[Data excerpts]
• • • • •
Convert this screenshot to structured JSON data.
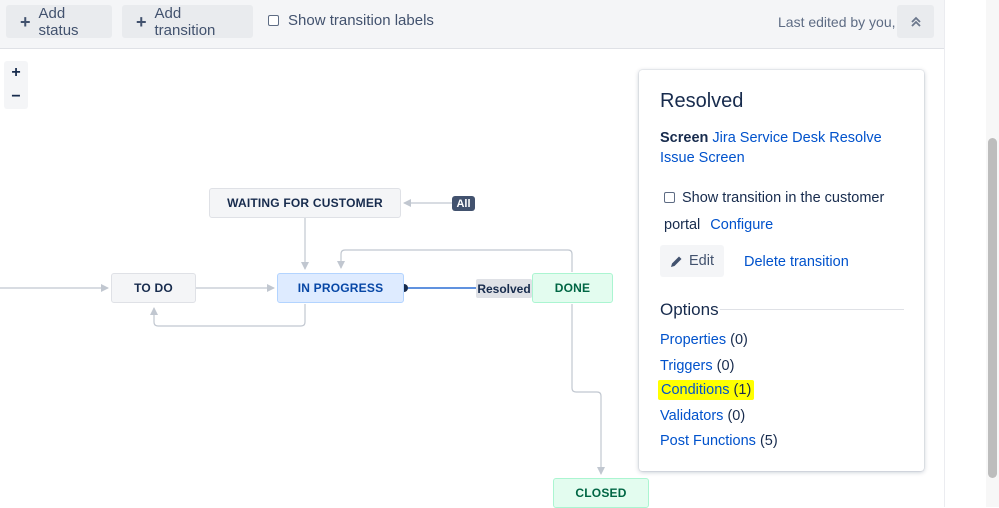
{
  "toolbar": {
    "add_status": "Add status",
    "add_transition": "Add transition",
    "show_transition_labels": "Show transition labels",
    "last_edited": "Last edited by you,",
    "collapse_icon": "double-chevron-up-icon"
  },
  "zoom": {
    "in": "+",
    "out": "−"
  },
  "workflow": {
    "statuses": {
      "waiting": "WAITING FOR CUSTOMER",
      "todo": "TO DO",
      "in_progress": "IN PROGRESS",
      "done": "DONE",
      "closed": "CLOSED"
    },
    "all_badge": "All",
    "transition_label": "Resolved",
    "colors": {
      "grey": "#f4f5f7",
      "blue": "#deebff",
      "green": "#e3fcef",
      "line": "#c1c7d0",
      "selected_line": "#0052cc"
    }
  },
  "panel": {
    "title": "Resolved",
    "screen_label": "Screen",
    "screen_link": "Jira Service Desk Resolve Issue Screen",
    "show_in_portal": "Show transition in the customer portal",
    "configure": "Configure",
    "edit": "Edit",
    "delete": "Delete transition",
    "options_heading": "Options",
    "options": [
      {
        "label": "Properties",
        "count": "(0)"
      },
      {
        "label": "Triggers",
        "count": "(0)"
      },
      {
        "label": "Conditions",
        "count": "(1)",
        "highlighted": true
      },
      {
        "label": "Validators",
        "count": "(0)"
      },
      {
        "label": "Post Functions",
        "count": "(5)"
      }
    ]
  }
}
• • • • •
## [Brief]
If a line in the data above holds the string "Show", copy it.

## [Response to the task]
    "show_transition_labels": "Show transition labels",
    "show_in_portal": "Show transition in the customer portal",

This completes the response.